# Task statement:
Would you work out how many of the lines below hold "images" and reply with nothing but the number?

=== Begin Enclosure ===

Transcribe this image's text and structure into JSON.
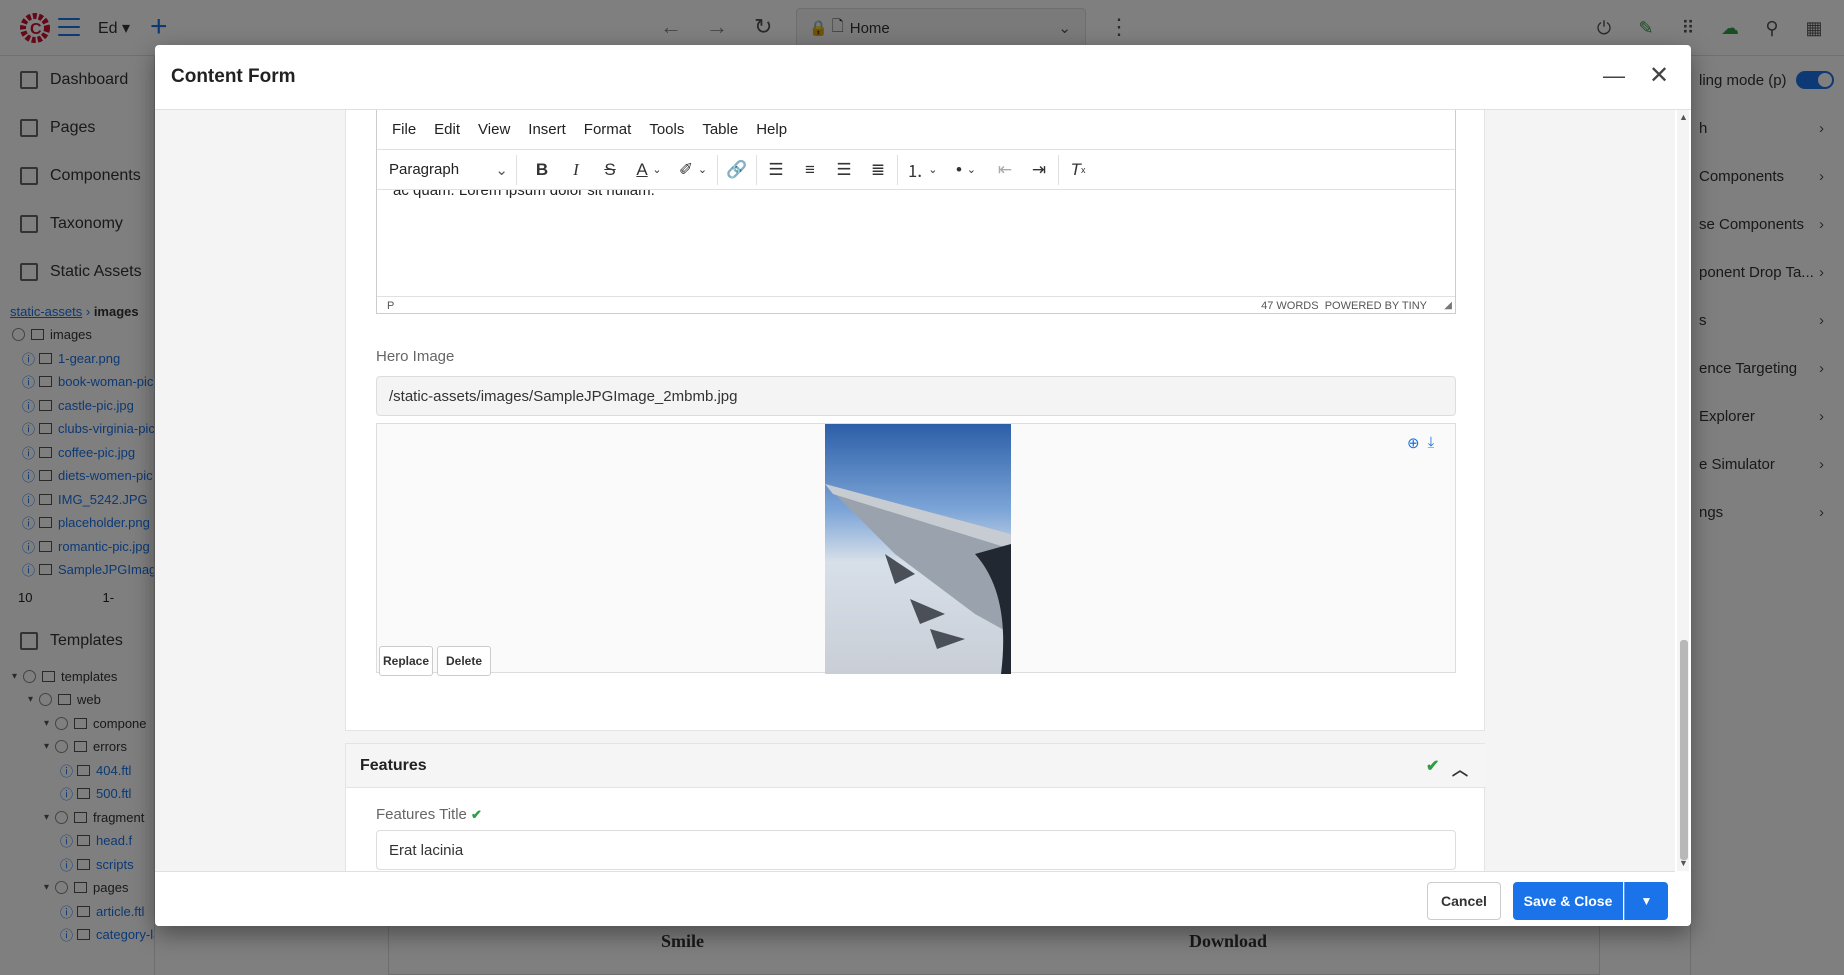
{
  "topbar": {
    "site": "Ed",
    "address": "Home"
  },
  "sidebar": {
    "items": [
      {
        "label": "Dashboard"
      },
      {
        "label": "Pages"
      },
      {
        "label": "Components"
      },
      {
        "label": "Taxonomy"
      },
      {
        "label": "Static Assets"
      }
    ],
    "breadcrumb": {
      "root": "static-assets",
      "current": "images"
    },
    "assets_folder": "images",
    "assets": [
      "1-gear.png",
      "book-woman-pic",
      "castle-pic.jpg",
      "clubs-virginia-pic",
      "coffee-pic.jpg",
      "diets-women-pic",
      "IMG_5242.JPG",
      "placeholder.png",
      "romantic-pic.jpg",
      "SampleJPGImage"
    ],
    "pager": {
      "size": "10",
      "pages": "1-"
    },
    "templates_label": "Templates",
    "template_tree": [
      {
        "label": "templates",
        "indent": 0,
        "type": "folder"
      },
      {
        "label": "web",
        "indent": 1,
        "type": "folder"
      },
      {
        "label": "compone",
        "indent": 2,
        "type": "folder"
      },
      {
        "label": "errors",
        "indent": 2,
        "type": "folder"
      },
      {
        "label": "404.ftl",
        "indent": 3,
        "type": "file"
      },
      {
        "label": "500.ftl",
        "indent": 3,
        "type": "file"
      },
      {
        "label": "fragment",
        "indent": 2,
        "type": "folder"
      },
      {
        "label": "head.f",
        "indent": 3,
        "type": "file"
      },
      {
        "label": "scripts",
        "indent": 3,
        "type": "file"
      },
      {
        "label": "pages",
        "indent": 2,
        "type": "folder"
      },
      {
        "label": "article.ftl",
        "indent": 3,
        "type": "file"
      },
      {
        "label": "category-landing.ftl",
        "indent": 3,
        "type": "file"
      }
    ]
  },
  "right_panel": {
    "editing_mode": "ling mode (p)",
    "items": [
      "h",
      "Components",
      "se Components",
      "ponent Drop Ta...",
      "s",
      "ence Targeting",
      "Explorer",
      "e Simulator",
      "ngs"
    ]
  },
  "preview": {
    "left_title": "Smile",
    "right_title": "Download"
  },
  "dialog": {
    "title": "Content Form",
    "editor": {
      "menus": [
        "File",
        "Edit",
        "View",
        "Insert",
        "Format",
        "Tools",
        "Table",
        "Help"
      ],
      "block_format": "Paragraph",
      "content_tail": "ac quam. Lorem ipsum dolor sit nullam.",
      "path": "P",
      "word_count": "47 WORDS",
      "powered_by": "POWERED BY TINY"
    },
    "hero_image": {
      "label": "Hero Image",
      "value": "/static-assets/images/SampleJPGImage_2mbmb.jpg",
      "replace_label": "Replace",
      "delete_label": "Delete"
    },
    "features": {
      "section_title": "Features",
      "title_label": "Features Title",
      "title_value": "Erat lacinia"
    },
    "footer": {
      "cancel_label": "Cancel",
      "save_label": "Save & Close"
    }
  },
  "colors": {
    "accent": "#1a73e8",
    "success": "#2e9e44"
  }
}
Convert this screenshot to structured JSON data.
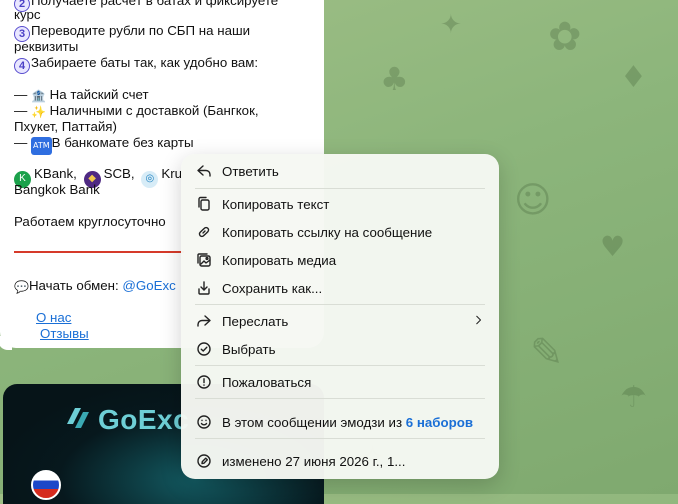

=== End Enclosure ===

# Result for this exercise:
3